▼▼▼

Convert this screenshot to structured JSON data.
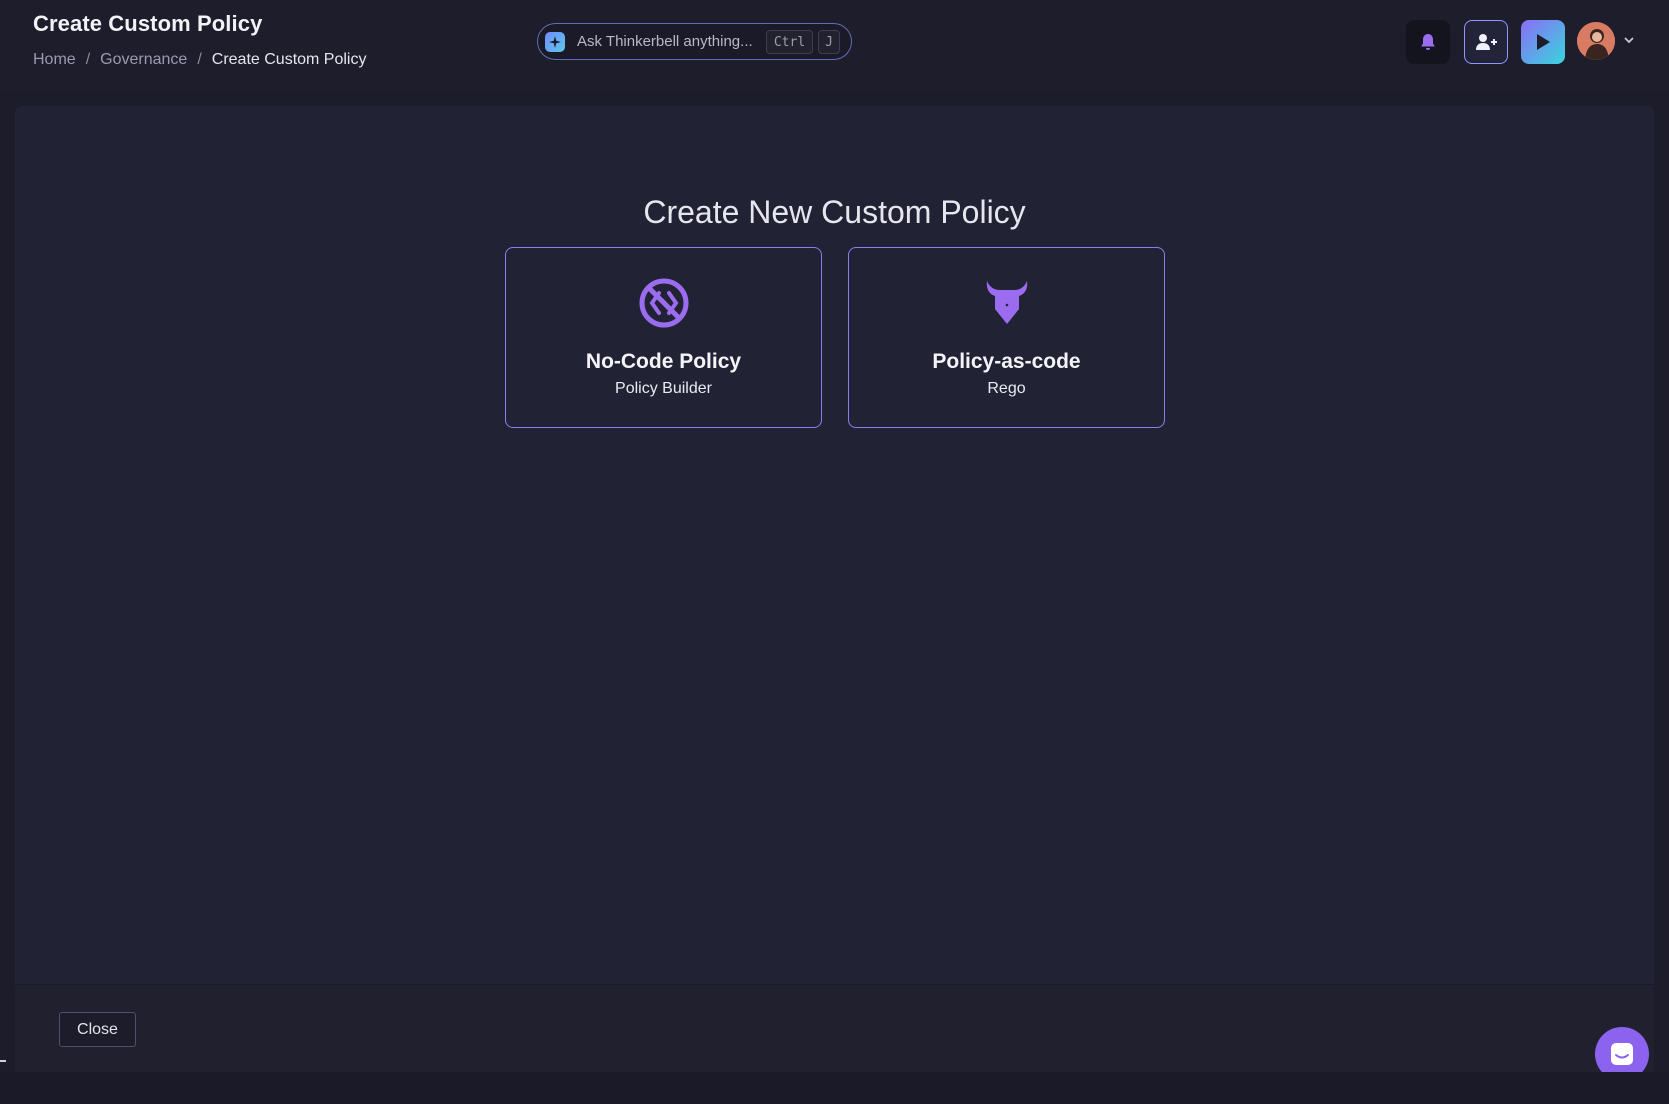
{
  "header": {
    "title": "Create Custom Policy",
    "breadcrumb": [
      "Home",
      "Governance",
      "Create Custom Policy"
    ],
    "breadcrumb_separator": "/"
  },
  "ask_bar": {
    "placeholder": "Ask Thinkerbell anything...",
    "shortcut_keys": [
      "Ctrl",
      "J"
    ]
  },
  "header_actions": {
    "icons": [
      "bell-icon",
      "add-user-icon",
      "play-icon",
      "chevron-down-icon"
    ]
  },
  "main": {
    "heading": "Create New Custom Policy",
    "options": [
      {
        "title": "No-Code Policy",
        "subtitle": "Policy Builder",
        "icon": "no-code-icon"
      },
      {
        "title": "Policy-as-code",
        "subtitle": "Rego",
        "icon": "rego-icon"
      }
    ]
  },
  "footer": {
    "close_label": "Close"
  },
  "colors": {
    "background": "#1c1c2b",
    "panel": "#222235",
    "accent": "#8b7cf2",
    "icon_purple": "#9b6cf0",
    "chat_button": "#8b63ee"
  }
}
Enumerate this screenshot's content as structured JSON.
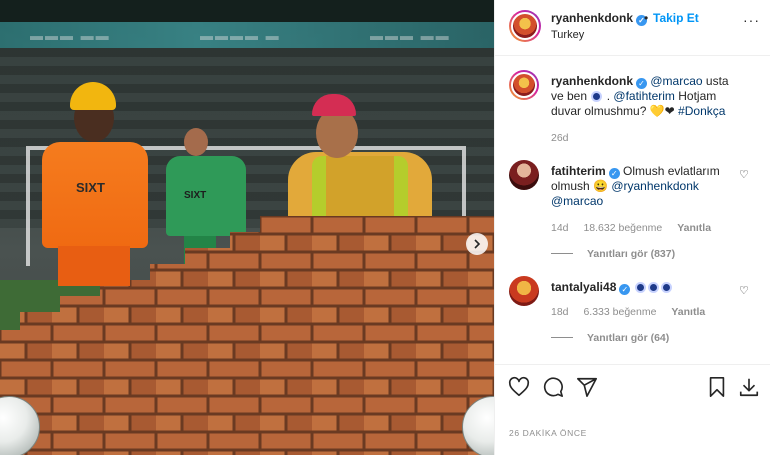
{
  "post": {
    "media_alt": "Photoshopped image of players building a brick wall",
    "brand_text_1": "SIXT",
    "brand_text_2": "SIXT"
  },
  "header": {
    "username": "ryanhenkdonk",
    "follow_separator": "•",
    "follow_label": "Takip Et",
    "location": "Turkey",
    "more_label": "···"
  },
  "caption": {
    "username": "ryanhenkdonk",
    "mention_1": "@marcao",
    "text_1": " usta ve ben ",
    "text_2": " . ",
    "mention_2": "@fatihterim",
    "text_3": " Hotjam duvar olmushmu? ",
    "emoji": "💛❤",
    "hashtag": " #Donkça",
    "age": "26d"
  },
  "comments": [
    {
      "username": "fatihterim",
      "text_1": " Olmush evlatlarım olmush ",
      "emoji": "😀",
      "mention_1": " @ryanhenkdonk",
      "mention_2": "@marcao",
      "age": "14d",
      "likes": "18.632 beğenme",
      "reply_label": "Yanıtla",
      "view_replies": "Yanıtları gör (837)"
    },
    {
      "username": "tantalyali48",
      "age": "18d",
      "likes": "6.333 beğenme",
      "reply_label": "Yanıtla",
      "view_replies": "Yanıtları gör (64)"
    }
  ],
  "timestamp": "26 DAKİKA ÖNCE",
  "icons": {
    "like": "heart-icon",
    "comment": "comment-icon",
    "share": "share-icon",
    "save": "bookmark-icon",
    "download": "download-icon",
    "next": "chevron-right-icon"
  },
  "colors": {
    "link_blue": "#0095f6",
    "mention_blue": "#00376b",
    "muted": "#8e8e8e",
    "text": "#262626"
  }
}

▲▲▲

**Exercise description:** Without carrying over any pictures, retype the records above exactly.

**Exercise result:**
Convert this screenshot to structured JSON data.
{
  "header": {
    "title": "Create Custom Policy",
    "breadcrumb": [
      "Home",
      "Governance",
      "Create Custom Policy"
    ],
    "breadcrumb_separator": "/"
  },
  "ask_bar": {
    "placeholder": "Ask Thinkerbell anything...",
    "shortcut_keys": [
      "Ctrl",
      "J"
    ]
  },
  "header_actions": {
    "icons": [
      "bell-icon",
      "add-user-icon",
      "play-icon",
      "chevron-down-icon"
    ]
  },
  "main": {
    "heading": "Create New Custom Policy",
    "options": [
      {
        "title": "No-Code Policy",
        "subtitle": "Policy Builder",
        "icon": "no-code-icon"
      },
      {
        "title": "Policy-as-code",
        "subtitle": "Rego",
        "icon": "rego-icon"
      }
    ]
  },
  "footer": {
    "close_label": "Close"
  },
  "colors": {
    "background": "#1c1c2b",
    "panel": "#222235",
    "accent": "#8b7cf2",
    "icon_purple": "#9b6cf0",
    "chat_button": "#8b63ee"
  }
}
Enumerate this screenshot's content as structured JSON.
{
  "post": {
    "media_alt": "Photoshopped image of players building a brick wall",
    "brand_text_1": "SIXT",
    "brand_text_2": "SIXT"
  },
  "header": {
    "username": "ryanhenkdonk",
    "follow_separator": "•",
    "follow_label": "Takip Et",
    "location": "Turkey",
    "more_label": "···"
  },
  "caption": {
    "username": "ryanhenkdonk",
    "mention_1": "@marcao",
    "text_1": " usta ve ben ",
    "text_2": " . ",
    "mention_2": "@fatihterim",
    "text_3": " Hotjam duvar olmushmu? ",
    "emoji": "💛❤",
    "hashtag": " #Donkça",
    "age": "26d"
  },
  "comments": [
    {
      "username": "fatihterim",
      "text_1": " Olmush evlatlarım olmush ",
      "emoji": "😀",
      "mention_1": " @ryanhenkdonk",
      "mention_2": "@marcao",
      "age": "14d",
      "likes": "18.632 beğenme",
      "reply_label": "Yanıtla",
      "view_replies": "Yanıtları gör (837)"
    },
    {
      "username": "tantalyali48",
      "age": "18d",
      "likes": "6.333 beğenme",
      "reply_label": "Yanıtla",
      "view_replies": "Yanıtları gör (64)"
    }
  ],
  "timestamp": "26 DAKİKA ÖNCE",
  "icons": {
    "like": "heart-icon",
    "comment": "comment-icon",
    "share": "share-icon",
    "save": "bookmark-icon",
    "download": "download-icon",
    "next": "chevron-right-icon"
  },
  "colors": {
    "link_blue": "#0095f6",
    "mention_blue": "#00376b",
    "muted": "#8e8e8e",
    "text": "#262626"
  }
}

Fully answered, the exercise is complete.